  23. SAM impacts on SH circulation • During positive phase of SAM, stronger wind over ACC increases zonal transport and upwelling in the Antarctic region Hall and Visbeck (2002) Rintoul et al. (2000)

  24. Observed biological response Regression of SeaWIFS chlorophyll anomaly onto SAM index (1997-2004) • Chlorophyll responds to SAM (Lovenduski and Gruber 2005) • Antarctic region • Chl increases with SAM index • Subantarctic region • Chl decreases with SAM index • Mechanisms? • Impact on carbon fluxes?

  25. Variability of SH carbon fluxes • Positive-phase of SAM leads to anomalous outgassing • Atmospheric CO2 budget: Butler et al. (2007) • GCM simulation: Lovenduski et al. (2007) • Driven by increased wind-driven upwelling of deep waters enriched in DIC Regression of CO2 flux onto SAM index

  26. Multi-decadal trends Observed temperature trend : IPCC (2007) chap 3 • Linear trend (1979-2005) based on satellite observation • Relatively small temperature change in the SH - Large heat capacity of the Southern Ocean

  27. Observed and modeled SAM trends Observation IPCC models G. Marshall (2003) R. Miller (2006) • Positive trend in SAM • All of the IPCC models predict positive trend • Driven by ozone depletion and global warming • Stronger westerly wind over ACC

  28. Carbon flux trends driven by SAM • Positive trend in SAM leads to increased upwelling of deep waters enriched in DIC • Outgassing of natural CO2 • Atmospheric inversion (1981-2004) (Le Quéré et al. 2007) • Carbon uptake in the Southern Ocean may decline over time…

  29. The future: the effect of Southern Ocean stratification Precipitation change (2095-2005) • Increased precipitation under global warming • Potential melting of Antarctic ice sheet • SST warming Can stratification counteract wind stress changes? NCAR CCSM SRES A1B scenario

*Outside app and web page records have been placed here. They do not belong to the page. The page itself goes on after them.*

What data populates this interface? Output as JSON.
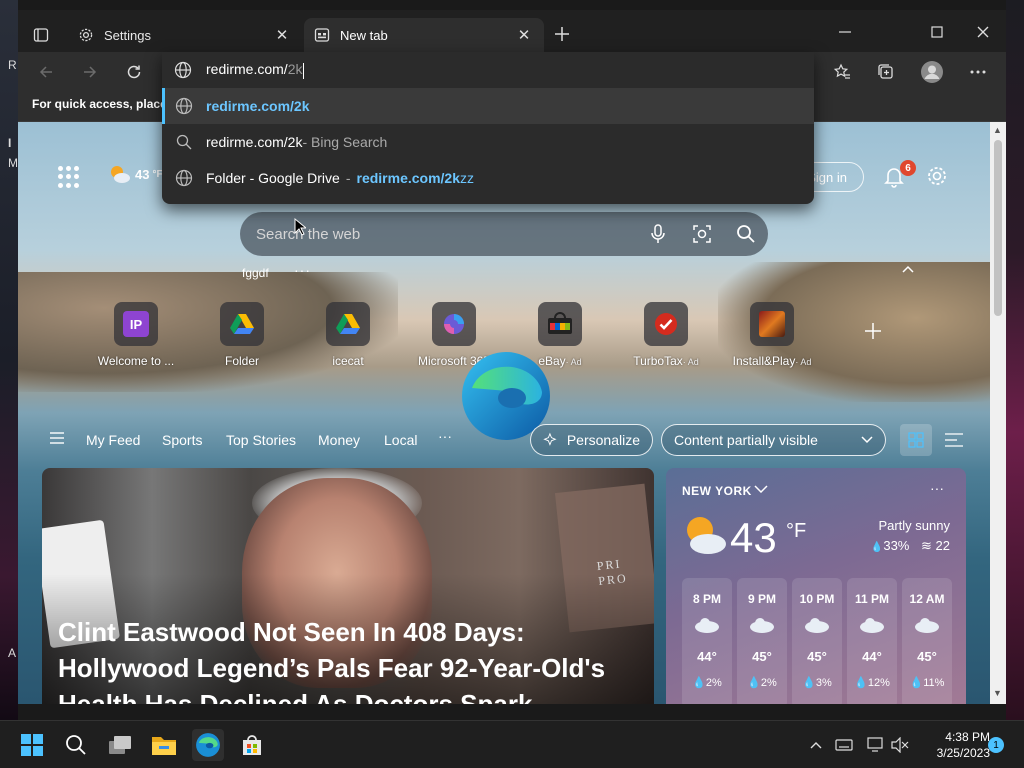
{
  "desktop": {
    "left_labels": [
      "R",
      "I",
      "M",
      "A"
    ]
  },
  "browser": {
    "tabs": [
      {
        "title": "Settings",
        "icon": "gear-icon",
        "active": false
      },
      {
        "title": "New tab",
        "icon": "newtab-page-icon",
        "active": true
      }
    ],
    "favorites_bar_text": "For quick access, place y",
    "address": {
      "typed": "redirme.com/",
      "autocomplete": "2k"
    },
    "suggestions": [
      {
        "icon": "globe-icon",
        "main": "redirme.com/2k",
        "suffix": "",
        "selected": true
      },
      {
        "icon": "search-icon",
        "main": "redirme.com/2k",
        "suffix": " - Bing Search",
        "selected": false
      },
      {
        "icon": "globe-icon",
        "main": "Folder - Google Drive",
        "suffix_blue": "redirme.com/2k",
        "suffix_dim": "zz",
        "selected": false
      }
    ]
  },
  "newtab": {
    "weather_mini": "43",
    "weather_mini_unit": "°F",
    "signin_label": "Sign in",
    "notification_count": "6",
    "search_placeholder": "Search the web",
    "quick_label": "fggdf",
    "quick_more": "···",
    "tiles": [
      {
        "label": "Welcome to ...",
        "icon": "ip-icon",
        "ad": ""
      },
      {
        "label": "Folder",
        "icon": "google-drive-icon",
        "ad": ""
      },
      {
        "label": "icecat",
        "icon": "google-drive-icon",
        "ad": ""
      },
      {
        "label": "Microsoft 365",
        "icon": "microsoft365-icon",
        "ad": ""
      },
      {
        "label": "eBay",
        "icon": "ebay-icon",
        "ad": "· Ad"
      },
      {
        "label": "TurboTax",
        "icon": "turbotax-icon",
        "ad": "· Ad"
      },
      {
        "label": "Install&Play",
        "icon": "game-icon",
        "ad": "· Ad"
      }
    ],
    "feed_tabs": [
      "My Feed",
      "Sports",
      "Top Stories",
      "Money",
      "Local"
    ],
    "feed_more": "···",
    "personalize_label": "Personalize",
    "content_visibility": "Content partially visible",
    "hero": {
      "sign_text": "PRI PRO",
      "headline": "Clint Eastwood Not Seen In 408 Days: Hollywood Legend’s Pals Fear 92-Year-Old's Health Has Declined As Doctors Spark..."
    },
    "weather": {
      "city": "NEW YORK",
      "temp": "43",
      "unit": "°F",
      "condition": "Partly sunny",
      "humidity": "33%",
      "wind": "22",
      "hours": [
        {
          "time": "8 PM",
          "temp": "44°",
          "precip": "2%"
        },
        {
          "time": "9 PM",
          "temp": "45°",
          "precip": "2%"
        },
        {
          "time": "10 PM",
          "temp": "45°",
          "precip": "3%"
        },
        {
          "time": "11 PM",
          "temp": "44°",
          "precip": "12%"
        },
        {
          "time": "12 AM",
          "temp": "45°",
          "precip": "11%"
        }
      ]
    }
  },
  "taskbar": {
    "time": "4:38 PM",
    "date": "3/25/2023",
    "notification_count": "1"
  },
  "colors": {
    "accent": "#4cc2ff",
    "suggestion_blue": "#6cc6ff",
    "badge_red": "#e0472e"
  }
}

  30. Oceanic variability • Explicitly resolved eddies impact on MOC structure and its sensitivity to the surface winds Hallberg and Gnanadesikan (2006)

  31. Toward realistic Southern Ocean carbon cycle simulation • Southern Ocean State Estimate (Mazloff, Heimbach and Wunsc) • OCMIP / ecosystem model (Dutkiewicz et al. 2005)

  32. Challenges for future modeling • Model evaluation and improvements • Process-level improvements • Testing models against observational metric • Statistical analysis • Determine modes of carbon flux variability • Attribution experiments • Hierarchical modeling • Repeat calculations taking out one process at a time • Simple models help to interpret complex simulations